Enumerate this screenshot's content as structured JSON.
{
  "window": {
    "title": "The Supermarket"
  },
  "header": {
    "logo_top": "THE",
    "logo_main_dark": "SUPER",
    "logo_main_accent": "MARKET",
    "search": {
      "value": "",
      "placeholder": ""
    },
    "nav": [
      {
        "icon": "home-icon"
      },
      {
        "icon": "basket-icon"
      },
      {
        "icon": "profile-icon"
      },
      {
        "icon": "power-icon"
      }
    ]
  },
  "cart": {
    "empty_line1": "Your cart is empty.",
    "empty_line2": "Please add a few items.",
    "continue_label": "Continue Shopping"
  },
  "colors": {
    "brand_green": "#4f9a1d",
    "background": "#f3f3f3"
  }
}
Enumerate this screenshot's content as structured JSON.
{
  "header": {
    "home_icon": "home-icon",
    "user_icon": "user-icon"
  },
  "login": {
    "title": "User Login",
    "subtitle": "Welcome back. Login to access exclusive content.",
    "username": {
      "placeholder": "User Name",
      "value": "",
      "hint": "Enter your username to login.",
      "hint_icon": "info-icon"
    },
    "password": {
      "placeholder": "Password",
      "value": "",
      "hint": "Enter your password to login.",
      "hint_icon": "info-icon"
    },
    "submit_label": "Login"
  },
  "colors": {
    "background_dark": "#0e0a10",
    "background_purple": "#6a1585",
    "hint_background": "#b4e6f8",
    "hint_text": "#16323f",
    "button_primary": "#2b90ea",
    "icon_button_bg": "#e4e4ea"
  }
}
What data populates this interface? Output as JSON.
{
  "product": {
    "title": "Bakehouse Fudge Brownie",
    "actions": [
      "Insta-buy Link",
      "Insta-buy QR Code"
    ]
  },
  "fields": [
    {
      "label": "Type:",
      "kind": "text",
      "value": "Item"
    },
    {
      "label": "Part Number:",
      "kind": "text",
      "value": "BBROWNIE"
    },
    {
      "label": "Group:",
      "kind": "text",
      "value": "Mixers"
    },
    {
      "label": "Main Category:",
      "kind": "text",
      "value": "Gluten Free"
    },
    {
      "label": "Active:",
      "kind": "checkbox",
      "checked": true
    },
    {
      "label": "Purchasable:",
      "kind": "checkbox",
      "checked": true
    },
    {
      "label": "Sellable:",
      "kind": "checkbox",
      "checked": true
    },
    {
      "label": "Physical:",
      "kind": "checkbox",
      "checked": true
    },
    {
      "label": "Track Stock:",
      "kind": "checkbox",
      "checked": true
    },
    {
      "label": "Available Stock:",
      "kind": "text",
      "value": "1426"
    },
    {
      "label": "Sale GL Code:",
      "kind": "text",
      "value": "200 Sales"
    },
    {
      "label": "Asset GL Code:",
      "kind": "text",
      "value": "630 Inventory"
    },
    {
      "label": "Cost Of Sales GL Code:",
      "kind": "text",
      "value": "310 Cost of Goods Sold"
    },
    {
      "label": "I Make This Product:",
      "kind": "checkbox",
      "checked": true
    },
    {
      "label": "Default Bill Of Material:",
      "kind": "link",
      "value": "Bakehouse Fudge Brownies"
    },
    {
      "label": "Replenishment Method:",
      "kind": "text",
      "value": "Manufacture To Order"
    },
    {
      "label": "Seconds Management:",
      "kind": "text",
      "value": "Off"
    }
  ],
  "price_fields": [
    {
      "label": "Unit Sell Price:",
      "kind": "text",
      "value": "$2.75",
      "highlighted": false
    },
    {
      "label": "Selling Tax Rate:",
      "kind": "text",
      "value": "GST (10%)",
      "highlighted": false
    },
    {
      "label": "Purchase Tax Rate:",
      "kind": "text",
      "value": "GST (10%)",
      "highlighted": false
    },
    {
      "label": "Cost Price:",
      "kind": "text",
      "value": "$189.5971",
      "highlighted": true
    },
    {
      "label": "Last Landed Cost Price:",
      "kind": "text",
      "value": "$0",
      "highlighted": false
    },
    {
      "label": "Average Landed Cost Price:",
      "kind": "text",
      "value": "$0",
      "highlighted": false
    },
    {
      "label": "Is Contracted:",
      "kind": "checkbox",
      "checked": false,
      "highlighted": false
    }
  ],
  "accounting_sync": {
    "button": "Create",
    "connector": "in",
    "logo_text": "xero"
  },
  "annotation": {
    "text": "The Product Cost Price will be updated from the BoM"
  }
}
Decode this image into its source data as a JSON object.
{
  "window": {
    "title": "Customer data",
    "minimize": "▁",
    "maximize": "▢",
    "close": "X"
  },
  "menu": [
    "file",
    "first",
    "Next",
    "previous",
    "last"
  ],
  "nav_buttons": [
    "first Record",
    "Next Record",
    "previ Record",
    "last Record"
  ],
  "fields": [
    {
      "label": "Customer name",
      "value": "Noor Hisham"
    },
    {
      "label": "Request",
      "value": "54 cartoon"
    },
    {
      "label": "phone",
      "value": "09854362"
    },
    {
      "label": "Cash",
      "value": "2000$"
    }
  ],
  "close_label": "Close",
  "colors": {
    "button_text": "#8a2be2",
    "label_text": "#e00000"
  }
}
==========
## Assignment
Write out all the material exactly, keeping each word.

## Reply to the task
Enumerate this screenshot's content as structured JSON.
{
  "window": {
    "title": "The Supermarket"
  },
  "header": {
    "logo_top": "THE",
    "logo_main_dark": "SUPER",
    "logo_main_accent": "MARKET",
    "search": {
      "value": "",
      "placeholder": ""
    },
    "nav": [
      {
        "icon": "home-icon"
      },
      {
        "icon": "basket-icon"
      },
      {
        "icon": "profile-icon"
      },
      {
        "icon": "power-icon"
      }
    ]
  },
  "cart": {
    "empty_line1": "Your cart is empty.",
    "empty_line2": "Please add a few items.",
    "continue_label": "Continue Shopping"
  },
  "colors": {
    "brand_green": "#4f9a1d",
    "background": "#f3f3f3"
  }
}
Enumerate this screenshot's content as structured JSON.
{
  "header": {
    "home_icon": "home-icon",
    "user_icon": "user-icon"
  },
  "login": {
    "title": "User Login",
    "subtitle": "Welcome back. Login to access exclusive content.",
    "username": {
      "placeholder": "User Name",
      "value": "",
      "hint": "Enter your username to login.",
      "hint_icon": "info-icon"
    },
    "password": {
      "placeholder": "Password",
      "value": "",
      "hint": "Enter your password to login.",
      "hint_icon": "info-icon"
    },
    "submit_label": "Login"
  },
  "colors": {
    "background_dark": "#0e0a10",
    "background_purple": "#6a1585",
    "hint_background": "#b4e6f8",
    "hint_text": "#16323f",
    "button_primary": "#2b90ea",
    "icon_button_bg": "#e4e4ea"
  }
}
What data populates this interface? Output as JSON.
{
  "product": {
    "title": "Bakehouse Fudge Brownie",
    "actions": [
      "Insta-buy Link",
      "Insta-buy QR Code"
    ]
  },
  "fields": [
    {
      "label": "Type:",
      "kind": "text",
      "value": "Item"
    },
    {
      "label": "Part Number:",
      "kind": "text",
      "value": "BBROWNIE"
    },
    {
      "label": "Group:",
      "kind": "text",
      "value": "Mixers"
    },
    {
      "label": "Main Category:",
      "kind": "text",
      "value": "Gluten Free"
    },
    {
      "label": "Active:",
      "kind": "checkbox",
      "checked": true
    },
    {
      "label": "Purchasable:",
      "kind": "checkbox",
      "checked": true
    },
    {
      "label": "Sellable:",
      "kind": "checkbox",
      "checked": true
    },
    {
      "label": "Physical:",
      "kind": "checkbox",
      "checked": true
    },
    {
      "label": "Track Stock:",
      "kind": "checkbox",
      "checked": true
    },
    {
      "label": "Available Stock:",
      "kind": "text",
      "value": "1426"
    },
    {
      "label": "Sale GL Code:",
      "kind": "text",
      "value": "200 Sales"
    },
    {
      "label": "Asset GL Code:",
      "kind": "text",
      "value": "630 Inventory"
    },
    {
      "label": "Cost Of Sales GL Code:",
      "kind": "text",
      "value": "310 Cost of Goods Sold"
    },
    {
      "label": "I Make This Product:",
      "kind": "checkbox",
      "checked": true
    },
    {
      "label": "Default Bill Of Material:",
      "kind": "link",
      "value": "Bakehouse Fudge Brownies"
    },
    {
      "label": "Replenishment Method:",
      "kind": "text",
      "value": "Manufacture To Order"
    },
    {
      "label": "Seconds Management:",
      "kind": "text",
      "value": "Off"
    }
  ],
  "price_fields": [
    {
      "label": "Unit Sell Price:",
      "kind": "text",
      "value": "$2.75",
      "highlighted": false
    },
    {
      "label": "Selling Tax Rate:",
      "kind": "text",
      "value": "GST (10%)",
      "highlighted": false
    },
    {
      "label": "Purchase Tax Rate:",
      "kind": "text",
      "value": "GST (10%)",
      "highlighted": false
    },
    {
      "label": "Cost Price:",
      "kind": "text",
      "value": "$189.5971",
      "highlighted": true
    },
    {
      "label": "Last Landed Cost Price:",
      "kind": "text",
      "value": "$0",
      "highlighted": false
    },
    {
      "label": "Average Landed Cost Price:",
      "kind": "text",
      "value": "$0",
      "highlighted": false
    },
    {
      "label": "Is Contracted:",
      "kind": "checkbox",
      "checked": false,
      "highlighted": false
    }
  ],
  "accounting_sync": {
    "button": "Create",
    "connector": "in",
    "logo_text": "xero"
  },
  "annotation": {
    "text": "The Product Cost Price will be updated from the BoM"
  }
}
Decode this image into its source data as a JSON object.
{
  "window": {
    "title": "Customer data",
    "minimize": "▁",
    "maximize": "▢",
    "close": "X"
  },
  "menu": [
    "file",
    "first",
    "Next",
    "previous",
    "last"
  ],
  "nav_buttons": [
    "first Record",
    "Next Record",
    "previ Record",
    "last Record"
  ],
  "fields": [
    {
      "label": "Customer name",
      "value": "Noor Hisham"
    },
    {
      "label": "Request",
      "value": "54 cartoon"
    },
    {
      "label": "phone",
      "value": "09854362"
    },
    {
      "label": "Cash",
      "value": "2000$"
    }
  ],
  "close_label": "Close",
  "colors": {
    "button_text": "#8a2be2",
    "label_text": "#e00000"
  }
}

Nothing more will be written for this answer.